WHAT TO DO
Each line of the entries that mentions the string "form" needs to be reported.

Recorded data
┌──

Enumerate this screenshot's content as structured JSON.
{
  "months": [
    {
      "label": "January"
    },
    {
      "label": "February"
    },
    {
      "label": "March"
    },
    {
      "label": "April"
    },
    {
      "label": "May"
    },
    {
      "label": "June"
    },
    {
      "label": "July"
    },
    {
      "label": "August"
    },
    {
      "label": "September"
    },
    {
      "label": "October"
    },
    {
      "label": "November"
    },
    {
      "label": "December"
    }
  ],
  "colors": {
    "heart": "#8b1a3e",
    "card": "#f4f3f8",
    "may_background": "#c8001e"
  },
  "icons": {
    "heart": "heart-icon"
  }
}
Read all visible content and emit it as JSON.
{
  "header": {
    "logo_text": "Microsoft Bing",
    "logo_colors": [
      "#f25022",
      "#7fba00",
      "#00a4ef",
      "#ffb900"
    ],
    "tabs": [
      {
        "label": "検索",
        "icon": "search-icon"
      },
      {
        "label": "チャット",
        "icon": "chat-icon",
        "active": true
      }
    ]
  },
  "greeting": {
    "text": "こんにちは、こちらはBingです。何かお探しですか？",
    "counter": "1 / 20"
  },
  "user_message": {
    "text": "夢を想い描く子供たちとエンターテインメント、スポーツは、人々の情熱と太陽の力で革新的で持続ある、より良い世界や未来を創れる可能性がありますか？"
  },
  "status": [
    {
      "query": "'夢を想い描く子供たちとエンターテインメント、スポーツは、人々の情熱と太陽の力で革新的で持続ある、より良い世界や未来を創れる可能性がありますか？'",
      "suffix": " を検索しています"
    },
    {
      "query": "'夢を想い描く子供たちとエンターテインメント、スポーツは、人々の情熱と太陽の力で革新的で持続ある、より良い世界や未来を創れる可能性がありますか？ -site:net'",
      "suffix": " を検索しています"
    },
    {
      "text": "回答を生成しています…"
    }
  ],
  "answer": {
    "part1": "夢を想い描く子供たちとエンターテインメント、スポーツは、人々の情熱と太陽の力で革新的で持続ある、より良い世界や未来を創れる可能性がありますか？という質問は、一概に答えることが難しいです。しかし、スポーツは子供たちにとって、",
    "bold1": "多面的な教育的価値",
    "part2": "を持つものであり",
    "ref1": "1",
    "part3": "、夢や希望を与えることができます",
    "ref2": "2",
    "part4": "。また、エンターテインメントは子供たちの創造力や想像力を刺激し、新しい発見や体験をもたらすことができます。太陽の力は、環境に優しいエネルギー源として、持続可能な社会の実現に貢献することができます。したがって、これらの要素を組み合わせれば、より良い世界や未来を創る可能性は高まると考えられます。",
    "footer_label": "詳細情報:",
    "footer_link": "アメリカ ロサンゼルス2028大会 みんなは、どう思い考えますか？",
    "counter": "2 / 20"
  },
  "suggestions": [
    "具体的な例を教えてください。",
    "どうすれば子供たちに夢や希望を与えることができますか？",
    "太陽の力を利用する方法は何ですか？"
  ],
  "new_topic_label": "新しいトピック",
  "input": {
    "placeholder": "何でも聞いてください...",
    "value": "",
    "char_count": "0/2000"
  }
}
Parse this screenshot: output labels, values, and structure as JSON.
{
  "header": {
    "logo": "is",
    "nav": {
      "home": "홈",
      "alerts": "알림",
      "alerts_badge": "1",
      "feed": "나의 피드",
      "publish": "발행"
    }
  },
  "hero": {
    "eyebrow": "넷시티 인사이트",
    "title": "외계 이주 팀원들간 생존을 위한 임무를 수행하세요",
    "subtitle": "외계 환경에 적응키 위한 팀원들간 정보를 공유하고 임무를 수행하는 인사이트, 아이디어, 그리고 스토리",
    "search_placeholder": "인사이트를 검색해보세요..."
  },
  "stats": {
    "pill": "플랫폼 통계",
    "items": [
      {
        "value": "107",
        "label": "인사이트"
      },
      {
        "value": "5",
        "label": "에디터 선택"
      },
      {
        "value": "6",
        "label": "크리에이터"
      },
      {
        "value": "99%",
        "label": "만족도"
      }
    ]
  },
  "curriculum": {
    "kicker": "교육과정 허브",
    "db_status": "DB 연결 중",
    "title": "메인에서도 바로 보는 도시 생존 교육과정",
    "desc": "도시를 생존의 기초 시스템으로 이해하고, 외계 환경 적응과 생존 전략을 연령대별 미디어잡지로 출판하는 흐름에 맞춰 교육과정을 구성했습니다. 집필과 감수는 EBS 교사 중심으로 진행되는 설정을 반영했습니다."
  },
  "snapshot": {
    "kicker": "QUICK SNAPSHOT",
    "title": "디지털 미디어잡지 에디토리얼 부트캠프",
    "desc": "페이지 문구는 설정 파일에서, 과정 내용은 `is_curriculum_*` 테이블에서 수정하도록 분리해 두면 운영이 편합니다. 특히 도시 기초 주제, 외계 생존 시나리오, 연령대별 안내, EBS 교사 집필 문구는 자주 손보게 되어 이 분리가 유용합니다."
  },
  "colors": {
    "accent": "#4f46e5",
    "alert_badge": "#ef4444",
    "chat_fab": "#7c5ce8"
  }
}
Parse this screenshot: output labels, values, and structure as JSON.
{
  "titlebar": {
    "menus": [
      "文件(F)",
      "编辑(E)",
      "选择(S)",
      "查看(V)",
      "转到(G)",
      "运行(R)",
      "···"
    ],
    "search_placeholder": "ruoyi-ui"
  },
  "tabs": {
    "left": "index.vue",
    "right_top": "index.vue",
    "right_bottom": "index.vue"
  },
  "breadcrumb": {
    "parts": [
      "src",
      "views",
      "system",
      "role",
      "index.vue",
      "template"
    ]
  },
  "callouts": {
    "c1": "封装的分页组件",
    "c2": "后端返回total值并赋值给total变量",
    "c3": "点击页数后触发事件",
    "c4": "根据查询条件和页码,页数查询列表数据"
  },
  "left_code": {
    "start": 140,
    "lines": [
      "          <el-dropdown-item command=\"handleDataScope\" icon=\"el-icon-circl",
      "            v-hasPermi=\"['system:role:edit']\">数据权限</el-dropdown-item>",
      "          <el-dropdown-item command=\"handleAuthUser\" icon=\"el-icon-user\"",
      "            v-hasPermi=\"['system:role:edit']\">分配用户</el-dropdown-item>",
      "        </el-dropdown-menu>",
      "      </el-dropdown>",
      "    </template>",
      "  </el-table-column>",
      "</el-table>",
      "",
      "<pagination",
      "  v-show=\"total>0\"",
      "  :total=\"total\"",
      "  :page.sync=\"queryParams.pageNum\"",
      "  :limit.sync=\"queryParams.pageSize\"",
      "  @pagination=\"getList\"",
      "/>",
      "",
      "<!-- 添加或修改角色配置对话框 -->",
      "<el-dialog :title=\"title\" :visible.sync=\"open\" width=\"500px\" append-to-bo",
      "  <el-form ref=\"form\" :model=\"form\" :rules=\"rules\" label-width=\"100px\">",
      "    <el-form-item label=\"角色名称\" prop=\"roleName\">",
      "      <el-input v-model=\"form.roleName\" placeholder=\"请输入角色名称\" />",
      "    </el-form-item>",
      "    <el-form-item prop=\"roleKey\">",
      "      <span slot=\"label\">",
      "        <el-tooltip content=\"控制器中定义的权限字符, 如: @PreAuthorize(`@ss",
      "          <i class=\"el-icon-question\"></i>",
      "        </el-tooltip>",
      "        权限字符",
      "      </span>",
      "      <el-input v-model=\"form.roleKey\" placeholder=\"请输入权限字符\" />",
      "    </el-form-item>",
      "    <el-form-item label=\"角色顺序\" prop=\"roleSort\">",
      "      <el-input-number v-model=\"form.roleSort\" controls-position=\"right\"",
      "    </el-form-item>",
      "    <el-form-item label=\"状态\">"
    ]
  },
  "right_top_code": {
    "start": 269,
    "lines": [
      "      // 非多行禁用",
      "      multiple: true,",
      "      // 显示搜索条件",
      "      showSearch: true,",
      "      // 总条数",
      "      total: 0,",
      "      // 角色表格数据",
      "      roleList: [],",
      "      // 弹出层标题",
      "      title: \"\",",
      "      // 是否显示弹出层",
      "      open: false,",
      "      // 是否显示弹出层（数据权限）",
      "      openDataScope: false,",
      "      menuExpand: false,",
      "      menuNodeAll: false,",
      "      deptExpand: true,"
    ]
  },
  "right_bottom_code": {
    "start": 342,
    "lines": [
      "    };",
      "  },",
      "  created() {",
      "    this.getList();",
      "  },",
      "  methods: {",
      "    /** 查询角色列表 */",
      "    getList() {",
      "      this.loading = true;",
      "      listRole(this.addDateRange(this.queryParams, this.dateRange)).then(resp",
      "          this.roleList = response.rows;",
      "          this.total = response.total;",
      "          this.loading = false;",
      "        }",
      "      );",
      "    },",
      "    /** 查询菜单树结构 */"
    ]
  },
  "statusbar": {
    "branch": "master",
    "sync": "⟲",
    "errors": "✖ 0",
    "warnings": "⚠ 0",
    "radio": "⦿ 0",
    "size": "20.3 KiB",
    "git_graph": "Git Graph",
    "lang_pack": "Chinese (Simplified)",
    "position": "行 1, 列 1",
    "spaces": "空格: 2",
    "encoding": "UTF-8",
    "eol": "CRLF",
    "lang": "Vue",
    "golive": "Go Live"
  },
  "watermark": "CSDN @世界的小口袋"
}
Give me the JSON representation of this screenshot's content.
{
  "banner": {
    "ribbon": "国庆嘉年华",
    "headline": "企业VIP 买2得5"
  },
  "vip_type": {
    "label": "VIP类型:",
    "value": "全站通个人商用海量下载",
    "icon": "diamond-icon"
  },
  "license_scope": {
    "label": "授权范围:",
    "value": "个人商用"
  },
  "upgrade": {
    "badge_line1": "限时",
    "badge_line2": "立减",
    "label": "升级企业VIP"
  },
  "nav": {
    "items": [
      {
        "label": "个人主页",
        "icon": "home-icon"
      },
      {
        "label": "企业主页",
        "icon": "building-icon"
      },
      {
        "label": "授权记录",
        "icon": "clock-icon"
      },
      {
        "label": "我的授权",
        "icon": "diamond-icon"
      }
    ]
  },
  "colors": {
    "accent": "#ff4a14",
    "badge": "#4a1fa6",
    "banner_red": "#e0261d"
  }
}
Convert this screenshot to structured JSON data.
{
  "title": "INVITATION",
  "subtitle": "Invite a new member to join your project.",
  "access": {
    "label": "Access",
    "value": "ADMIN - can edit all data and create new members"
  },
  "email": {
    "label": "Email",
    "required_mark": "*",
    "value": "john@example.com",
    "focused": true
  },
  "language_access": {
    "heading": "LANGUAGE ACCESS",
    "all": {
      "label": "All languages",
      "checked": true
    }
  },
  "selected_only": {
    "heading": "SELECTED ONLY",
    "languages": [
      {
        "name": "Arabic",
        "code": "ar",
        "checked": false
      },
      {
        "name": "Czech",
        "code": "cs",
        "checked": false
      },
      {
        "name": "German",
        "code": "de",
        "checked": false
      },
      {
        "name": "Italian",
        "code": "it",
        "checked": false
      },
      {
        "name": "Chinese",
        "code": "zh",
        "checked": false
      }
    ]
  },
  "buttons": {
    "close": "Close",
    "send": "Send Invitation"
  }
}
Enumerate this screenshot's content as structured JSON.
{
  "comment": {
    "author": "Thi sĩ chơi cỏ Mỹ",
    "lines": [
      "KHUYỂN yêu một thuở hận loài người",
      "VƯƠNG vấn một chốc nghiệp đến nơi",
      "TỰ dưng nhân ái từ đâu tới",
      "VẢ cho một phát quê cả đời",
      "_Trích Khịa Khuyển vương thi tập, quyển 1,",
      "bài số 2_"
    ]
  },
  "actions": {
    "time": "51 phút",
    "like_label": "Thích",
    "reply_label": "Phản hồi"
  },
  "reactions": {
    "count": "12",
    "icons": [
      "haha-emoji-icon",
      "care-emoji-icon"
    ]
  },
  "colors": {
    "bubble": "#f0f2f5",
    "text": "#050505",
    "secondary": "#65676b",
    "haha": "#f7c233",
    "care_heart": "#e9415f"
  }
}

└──

EXERCISE OUTPUT
      "  <el-form ref=\"form\" :model=\"form\" :rules=\"rules\" label-width=\"100px\">",
      "    <el-form-item label=\"角色名称\" prop=\"roleName\">",
      "      <el-input v-model=\"form.roleName\" placeholder=\"请输入角色名称\" />",
      "    </el-form-item>",
      "    <el-form-item prop=\"roleKey\">",
      "      <el-input v-model=\"form.roleKey\" placeholder=\"请输入权限字符\" />",
      "    </el-form-item>",
      "    <el-form-item label=\"角色顺序\" prop=\"roleSort\">",
      "      <el-input-number v-model=\"form.roleSort\" controls-position=\"right\"",
      "    </el-form-item>",
      "    <el-form-item label=\"状态\">"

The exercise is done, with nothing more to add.